» Your assignment:
Scan the records for "this" and copy each line that contains it.

» Input data:
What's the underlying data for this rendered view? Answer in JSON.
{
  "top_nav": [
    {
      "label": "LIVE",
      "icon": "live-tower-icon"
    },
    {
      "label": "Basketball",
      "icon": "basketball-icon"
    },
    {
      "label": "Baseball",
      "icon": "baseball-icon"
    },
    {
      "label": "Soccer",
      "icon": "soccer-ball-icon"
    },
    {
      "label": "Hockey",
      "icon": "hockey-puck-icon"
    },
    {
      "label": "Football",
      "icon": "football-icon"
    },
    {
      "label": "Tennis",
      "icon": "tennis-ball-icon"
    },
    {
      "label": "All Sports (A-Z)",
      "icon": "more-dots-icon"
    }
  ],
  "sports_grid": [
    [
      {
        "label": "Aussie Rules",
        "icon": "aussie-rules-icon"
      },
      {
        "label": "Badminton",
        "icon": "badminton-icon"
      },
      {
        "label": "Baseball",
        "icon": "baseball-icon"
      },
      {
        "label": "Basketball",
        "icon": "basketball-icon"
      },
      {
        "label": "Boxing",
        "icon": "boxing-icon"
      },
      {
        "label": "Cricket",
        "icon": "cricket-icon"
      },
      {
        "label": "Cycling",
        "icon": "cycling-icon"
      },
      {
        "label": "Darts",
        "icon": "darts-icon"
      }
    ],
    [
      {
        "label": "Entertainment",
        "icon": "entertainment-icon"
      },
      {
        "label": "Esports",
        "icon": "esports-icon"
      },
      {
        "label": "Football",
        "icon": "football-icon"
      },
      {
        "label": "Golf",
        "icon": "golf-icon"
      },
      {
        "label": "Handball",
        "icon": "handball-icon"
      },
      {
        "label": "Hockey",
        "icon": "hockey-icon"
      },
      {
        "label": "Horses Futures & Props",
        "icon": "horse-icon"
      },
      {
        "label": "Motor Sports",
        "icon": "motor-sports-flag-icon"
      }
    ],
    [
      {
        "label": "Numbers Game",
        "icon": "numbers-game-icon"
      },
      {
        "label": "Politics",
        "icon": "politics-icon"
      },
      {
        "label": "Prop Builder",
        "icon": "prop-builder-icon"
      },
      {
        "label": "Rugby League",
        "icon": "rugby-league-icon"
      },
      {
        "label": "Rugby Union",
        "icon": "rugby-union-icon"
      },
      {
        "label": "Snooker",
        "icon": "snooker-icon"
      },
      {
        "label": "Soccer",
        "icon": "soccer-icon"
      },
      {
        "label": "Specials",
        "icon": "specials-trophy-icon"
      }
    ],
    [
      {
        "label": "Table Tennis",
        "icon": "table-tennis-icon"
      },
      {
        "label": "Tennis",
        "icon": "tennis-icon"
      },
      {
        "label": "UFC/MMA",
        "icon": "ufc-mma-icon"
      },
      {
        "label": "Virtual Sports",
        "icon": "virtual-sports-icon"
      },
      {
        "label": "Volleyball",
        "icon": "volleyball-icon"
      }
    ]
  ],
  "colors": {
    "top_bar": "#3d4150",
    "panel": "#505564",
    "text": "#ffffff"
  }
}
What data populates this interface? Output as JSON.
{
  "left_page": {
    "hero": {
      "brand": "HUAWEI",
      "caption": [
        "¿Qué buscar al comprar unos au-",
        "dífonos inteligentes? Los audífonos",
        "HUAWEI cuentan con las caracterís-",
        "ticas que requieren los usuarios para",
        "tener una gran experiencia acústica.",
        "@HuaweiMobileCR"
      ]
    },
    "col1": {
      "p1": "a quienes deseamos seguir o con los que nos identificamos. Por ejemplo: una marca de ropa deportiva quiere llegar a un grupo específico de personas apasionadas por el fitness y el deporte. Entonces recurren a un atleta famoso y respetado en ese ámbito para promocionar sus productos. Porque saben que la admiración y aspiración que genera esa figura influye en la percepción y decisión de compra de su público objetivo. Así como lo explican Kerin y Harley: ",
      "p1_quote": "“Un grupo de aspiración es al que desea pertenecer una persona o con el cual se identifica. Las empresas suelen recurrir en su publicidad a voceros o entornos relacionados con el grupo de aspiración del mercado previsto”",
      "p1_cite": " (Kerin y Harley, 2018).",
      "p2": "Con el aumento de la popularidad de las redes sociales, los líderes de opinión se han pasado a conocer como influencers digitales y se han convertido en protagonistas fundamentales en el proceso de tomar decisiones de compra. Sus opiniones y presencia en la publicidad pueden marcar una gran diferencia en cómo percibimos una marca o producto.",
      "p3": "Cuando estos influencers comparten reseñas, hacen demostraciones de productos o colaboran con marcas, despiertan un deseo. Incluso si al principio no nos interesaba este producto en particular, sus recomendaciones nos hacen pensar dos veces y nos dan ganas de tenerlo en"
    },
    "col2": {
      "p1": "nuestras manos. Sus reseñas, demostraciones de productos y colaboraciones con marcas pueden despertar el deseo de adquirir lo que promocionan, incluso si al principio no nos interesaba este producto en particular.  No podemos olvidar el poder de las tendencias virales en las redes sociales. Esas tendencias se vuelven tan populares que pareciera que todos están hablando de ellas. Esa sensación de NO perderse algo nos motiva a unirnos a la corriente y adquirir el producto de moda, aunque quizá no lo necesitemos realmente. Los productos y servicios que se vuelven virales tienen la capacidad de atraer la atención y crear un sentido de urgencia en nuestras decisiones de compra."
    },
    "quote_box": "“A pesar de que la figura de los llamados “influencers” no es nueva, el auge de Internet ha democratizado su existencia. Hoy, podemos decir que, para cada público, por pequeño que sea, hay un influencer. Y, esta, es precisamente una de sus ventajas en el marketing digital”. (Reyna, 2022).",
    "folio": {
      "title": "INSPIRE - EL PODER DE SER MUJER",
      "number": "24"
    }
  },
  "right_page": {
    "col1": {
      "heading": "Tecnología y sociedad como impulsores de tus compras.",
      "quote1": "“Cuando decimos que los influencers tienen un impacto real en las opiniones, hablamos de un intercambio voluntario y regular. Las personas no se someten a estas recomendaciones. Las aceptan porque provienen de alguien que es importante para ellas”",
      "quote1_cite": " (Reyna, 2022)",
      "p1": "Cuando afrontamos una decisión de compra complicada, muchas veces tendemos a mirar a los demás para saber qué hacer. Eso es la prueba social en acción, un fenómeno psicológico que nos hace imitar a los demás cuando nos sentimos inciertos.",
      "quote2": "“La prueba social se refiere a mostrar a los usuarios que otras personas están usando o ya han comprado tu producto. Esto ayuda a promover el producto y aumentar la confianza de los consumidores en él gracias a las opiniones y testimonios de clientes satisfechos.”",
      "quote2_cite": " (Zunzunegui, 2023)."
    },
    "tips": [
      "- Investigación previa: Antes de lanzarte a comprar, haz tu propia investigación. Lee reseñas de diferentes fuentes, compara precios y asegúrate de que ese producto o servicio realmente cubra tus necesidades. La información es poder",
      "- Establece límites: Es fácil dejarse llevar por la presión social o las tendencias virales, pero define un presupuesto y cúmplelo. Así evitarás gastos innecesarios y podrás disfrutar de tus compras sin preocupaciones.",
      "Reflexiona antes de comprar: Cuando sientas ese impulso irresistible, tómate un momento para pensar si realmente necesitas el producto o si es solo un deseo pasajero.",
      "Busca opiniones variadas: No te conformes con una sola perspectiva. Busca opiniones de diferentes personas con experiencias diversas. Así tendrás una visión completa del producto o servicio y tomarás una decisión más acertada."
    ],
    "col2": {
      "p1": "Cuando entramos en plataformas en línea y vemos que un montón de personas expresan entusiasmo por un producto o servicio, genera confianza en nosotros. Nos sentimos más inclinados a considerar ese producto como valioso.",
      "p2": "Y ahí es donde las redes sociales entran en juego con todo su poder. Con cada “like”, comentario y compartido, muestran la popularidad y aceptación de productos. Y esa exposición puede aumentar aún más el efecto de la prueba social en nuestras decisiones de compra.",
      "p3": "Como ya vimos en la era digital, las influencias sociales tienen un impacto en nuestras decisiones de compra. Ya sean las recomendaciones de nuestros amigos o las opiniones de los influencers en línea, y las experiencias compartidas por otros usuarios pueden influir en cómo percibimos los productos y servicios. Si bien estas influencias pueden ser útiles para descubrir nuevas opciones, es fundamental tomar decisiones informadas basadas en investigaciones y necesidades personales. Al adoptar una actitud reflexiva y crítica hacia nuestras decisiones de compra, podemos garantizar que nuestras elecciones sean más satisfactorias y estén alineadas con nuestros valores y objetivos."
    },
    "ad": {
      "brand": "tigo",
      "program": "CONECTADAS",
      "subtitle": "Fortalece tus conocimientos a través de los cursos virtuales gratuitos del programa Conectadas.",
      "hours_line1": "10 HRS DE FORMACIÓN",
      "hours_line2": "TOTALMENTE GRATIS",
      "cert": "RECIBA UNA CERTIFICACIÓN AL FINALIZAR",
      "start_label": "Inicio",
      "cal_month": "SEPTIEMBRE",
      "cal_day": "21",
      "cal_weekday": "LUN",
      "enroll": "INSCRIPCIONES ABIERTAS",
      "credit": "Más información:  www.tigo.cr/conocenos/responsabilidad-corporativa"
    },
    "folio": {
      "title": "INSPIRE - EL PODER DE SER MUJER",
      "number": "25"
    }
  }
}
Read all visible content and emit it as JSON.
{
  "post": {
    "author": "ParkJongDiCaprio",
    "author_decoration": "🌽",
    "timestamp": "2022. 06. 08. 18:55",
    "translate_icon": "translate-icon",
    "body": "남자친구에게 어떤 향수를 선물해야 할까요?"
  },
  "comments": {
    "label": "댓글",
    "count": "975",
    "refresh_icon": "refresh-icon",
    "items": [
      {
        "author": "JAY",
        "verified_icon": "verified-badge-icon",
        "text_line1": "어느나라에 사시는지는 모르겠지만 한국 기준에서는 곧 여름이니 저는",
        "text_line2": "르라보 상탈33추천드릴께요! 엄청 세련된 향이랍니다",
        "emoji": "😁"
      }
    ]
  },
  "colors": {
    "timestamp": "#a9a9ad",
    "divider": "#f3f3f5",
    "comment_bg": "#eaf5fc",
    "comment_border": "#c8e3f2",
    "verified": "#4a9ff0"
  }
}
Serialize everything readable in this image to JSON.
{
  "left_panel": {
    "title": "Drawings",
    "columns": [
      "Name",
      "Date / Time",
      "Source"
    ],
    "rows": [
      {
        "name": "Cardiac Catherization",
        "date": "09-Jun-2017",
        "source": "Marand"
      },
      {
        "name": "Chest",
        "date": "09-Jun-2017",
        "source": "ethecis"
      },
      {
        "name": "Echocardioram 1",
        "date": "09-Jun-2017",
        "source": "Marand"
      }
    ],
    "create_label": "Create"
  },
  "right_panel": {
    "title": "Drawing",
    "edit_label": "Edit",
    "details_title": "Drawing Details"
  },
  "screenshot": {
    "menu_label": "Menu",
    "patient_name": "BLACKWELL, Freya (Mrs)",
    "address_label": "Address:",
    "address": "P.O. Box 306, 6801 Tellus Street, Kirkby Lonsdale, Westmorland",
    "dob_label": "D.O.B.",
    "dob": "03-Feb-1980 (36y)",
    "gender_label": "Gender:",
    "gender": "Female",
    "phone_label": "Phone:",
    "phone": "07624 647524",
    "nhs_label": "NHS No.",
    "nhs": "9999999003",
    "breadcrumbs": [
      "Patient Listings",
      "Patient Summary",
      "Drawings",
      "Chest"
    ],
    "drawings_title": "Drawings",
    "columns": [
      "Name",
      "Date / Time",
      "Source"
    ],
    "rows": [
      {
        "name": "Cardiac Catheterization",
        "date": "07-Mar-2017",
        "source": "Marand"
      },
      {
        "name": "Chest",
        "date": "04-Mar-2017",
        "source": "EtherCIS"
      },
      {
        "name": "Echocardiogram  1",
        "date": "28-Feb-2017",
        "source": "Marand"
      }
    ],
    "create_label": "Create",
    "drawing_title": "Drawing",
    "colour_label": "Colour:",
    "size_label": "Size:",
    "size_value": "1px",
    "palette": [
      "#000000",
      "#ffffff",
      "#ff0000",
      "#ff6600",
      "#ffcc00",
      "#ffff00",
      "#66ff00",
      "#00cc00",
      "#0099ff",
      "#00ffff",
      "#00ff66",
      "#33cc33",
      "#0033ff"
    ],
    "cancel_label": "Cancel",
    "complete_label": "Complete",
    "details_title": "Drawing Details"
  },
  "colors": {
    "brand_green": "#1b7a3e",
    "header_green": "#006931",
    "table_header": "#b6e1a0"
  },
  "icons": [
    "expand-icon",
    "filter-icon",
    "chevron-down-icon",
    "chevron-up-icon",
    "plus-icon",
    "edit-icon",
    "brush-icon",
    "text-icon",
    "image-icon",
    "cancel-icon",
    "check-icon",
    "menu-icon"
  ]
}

» Expected answer:
What's the underlying data for this rendered view? Answer in JSON.
What data populates this interface? Output as JSON.
Serialize everything readable in this image to JSON.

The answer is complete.